December 27th, 2010 Jamie
At the beginning of the school year I posted a poll that let you share your top dreads about the back-to-class months. Coming in at #2 (trailing only 1% behind HOMEWORK itself) was having to get up for class.
I’m with you–it’s the worst! There is something really hard about rolling out of bed with only the prospect of class to look forward to. I hope these tips will help you get through the early-morning drag.
1. Schedule Classes Later. First things first: do NOT schedule a class for a time when you don’t think you can be up, ready, and out the door. After choosing an early morning class my first quarter at UCSD (one during which I almost always fell asleep), I quickly learned that I couldn’t make it to class coherent and ready to learn before 9am. So when you’re choosing next semester’s classes, pay attention to the times!

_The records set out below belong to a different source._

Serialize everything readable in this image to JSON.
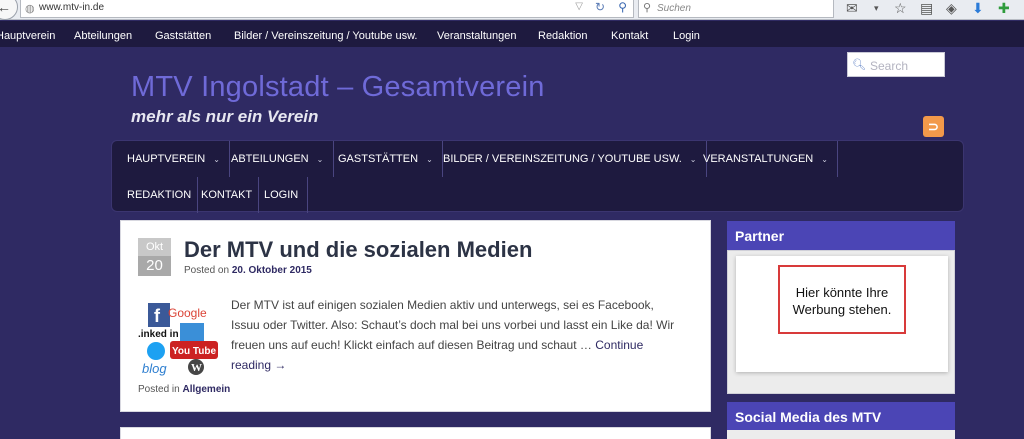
{
  "browser": {
    "url": "www.mtv-in.de",
    "search_placeholder": "Suchen"
  },
  "topnav": {
    "items": [
      "Hauptverein",
      "Abteilungen",
      "Gaststätten",
      "Bilder / Vereinszeitung / Youtube usw.",
      "Veranstaltungen",
      "Redaktion",
      "Kontakt",
      "Login"
    ]
  },
  "header": {
    "title": "MTV Ingolstadt – Gesamtverein",
    "tagline": "mehr als nur ein Verein",
    "search_placeholder": "Search"
  },
  "mainnav": {
    "items": [
      "HAUPTVEREIN",
      "ABTEILUNGEN",
      "GASTSTÄTTEN",
      "BILDER / VEREINSZEITUNG / YOUTUBE USW.",
      "VERANSTALTUNGEN",
      "REDAKTION",
      "KONTAKT",
      "LOGIN"
    ]
  },
  "post": {
    "month": "Okt",
    "day": "20",
    "title": "Der MTV und die sozialen Medien",
    "posted_on_label": "Posted on",
    "date": "20. Oktober 2015",
    "body": "Der MTV ist auf einigen sozialen Medien aktiv und unterwegs, sei es Facebook, Issuu oder Twitter. Also: Schaut’s doch mal bei uns vorbei und lasst ein Like da! Wir freuen uns auf euch! Klickt einfach auf diesen Beitrag und schaut …",
    "more_link": "Continue reading →",
    "posted_in_label": "Posted in",
    "category": "Allgemein",
    "thumb_labels": [
      "Google",
      ".inked in",
      "You Tube",
      "blog"
    ]
  },
  "sidebar": {
    "partner_title": "Partner",
    "ad_text": "Hier könnte Ihre Werbung stehen.",
    "social_title": "Social Media des MTV"
  },
  "colors": {
    "page_bg": "#2f2a63",
    "nav_bg": "#1e1a3f",
    "title": "#6f6ad8",
    "widget_head": "#4b45b5",
    "ad_border": "#d83a3a"
  }
}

2. Bring a Friend. Scheduling a class with a friend means you are twice as likely to show up, because (hopefully) both your alarms will go off. Chances are one of you will make it out of bed! Getting a call from a friend (or stopping by to pick them up on the way to class) will give you both a second chance in case you hit snooze one too many times (and someone to watch your back so you don’t sleep through a test). Not to mention seeing a buddy is a little extra motivation to get to class.
3. Work With Your Roommate. Got a roommate whose bright-and-early prep practices drive you nuts when you’re trying to sleep in? Use it to your advantage! Consider timing your morning classes around your roomie’s, and get up and ready around the same time (just plan ahead so you don’t fight over the shower).

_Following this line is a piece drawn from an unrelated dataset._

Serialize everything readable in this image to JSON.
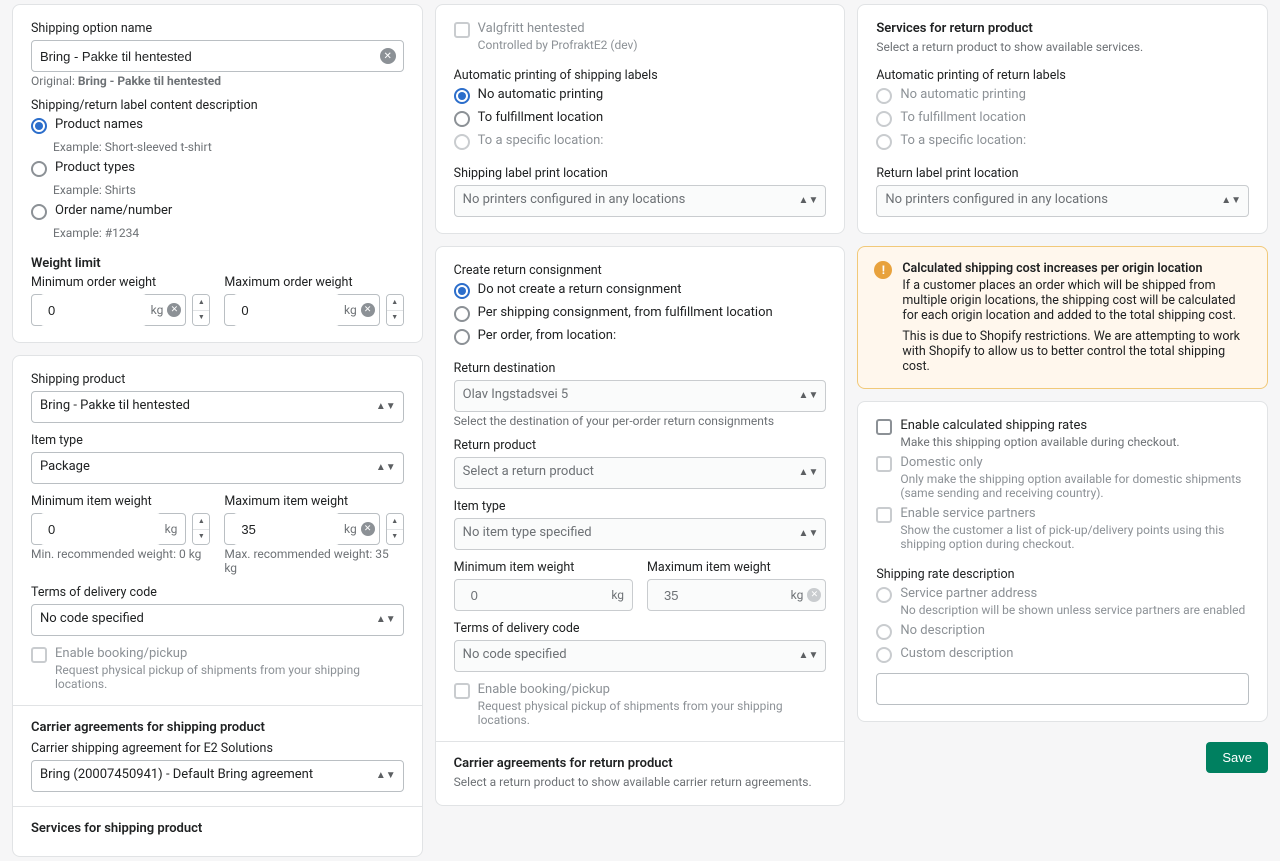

4. Get More Sleep. I know its hard to make yourself go to bed–especially when people seem to be awake and doing something interesting at all hours of the night in college–but going to bed a little earlier will (obviously) help your body get the rest it needs to recharge you for the morning. (Harvard Med shares some tips to help you improve your sleep.)

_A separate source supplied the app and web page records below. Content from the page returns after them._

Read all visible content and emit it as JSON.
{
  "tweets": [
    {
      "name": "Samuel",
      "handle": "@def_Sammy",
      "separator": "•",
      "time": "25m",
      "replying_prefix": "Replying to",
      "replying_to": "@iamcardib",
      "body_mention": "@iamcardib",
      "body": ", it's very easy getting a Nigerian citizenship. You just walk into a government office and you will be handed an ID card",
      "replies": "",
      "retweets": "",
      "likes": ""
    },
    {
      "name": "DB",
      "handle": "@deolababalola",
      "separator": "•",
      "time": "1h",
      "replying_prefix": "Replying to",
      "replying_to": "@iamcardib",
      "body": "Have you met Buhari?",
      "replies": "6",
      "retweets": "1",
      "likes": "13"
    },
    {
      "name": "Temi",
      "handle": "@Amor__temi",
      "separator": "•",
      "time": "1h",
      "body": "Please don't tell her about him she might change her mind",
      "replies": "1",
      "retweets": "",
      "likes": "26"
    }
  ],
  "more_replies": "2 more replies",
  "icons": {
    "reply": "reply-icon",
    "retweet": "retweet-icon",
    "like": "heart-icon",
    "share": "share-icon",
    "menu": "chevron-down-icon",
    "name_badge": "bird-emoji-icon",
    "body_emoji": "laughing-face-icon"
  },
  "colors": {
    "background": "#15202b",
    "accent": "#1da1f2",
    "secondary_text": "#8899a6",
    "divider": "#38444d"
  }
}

5. Set Your (Internal) Clock. Our bodies naturally tend toward self-scheduling; they get tired, hungry, etc. at about the same time everyday. In my experience, you can “teach” your body when to be alert and when to be sleepy–but it will take consistency and practice. If you want to learn to get up earlier, you’ll have to force yourself to do it as often as humanly possible–that’s the only way to train your body to wake up for 8am class instead of sleeping until noon. (Learn more about your internal clock here.)
And while we’re talking about sleep, why not check out these tips to help you stay awake during class (without resorting to a caffeine regiment).
Photo by Georgios Wollbrecht
Entry Filed under: academics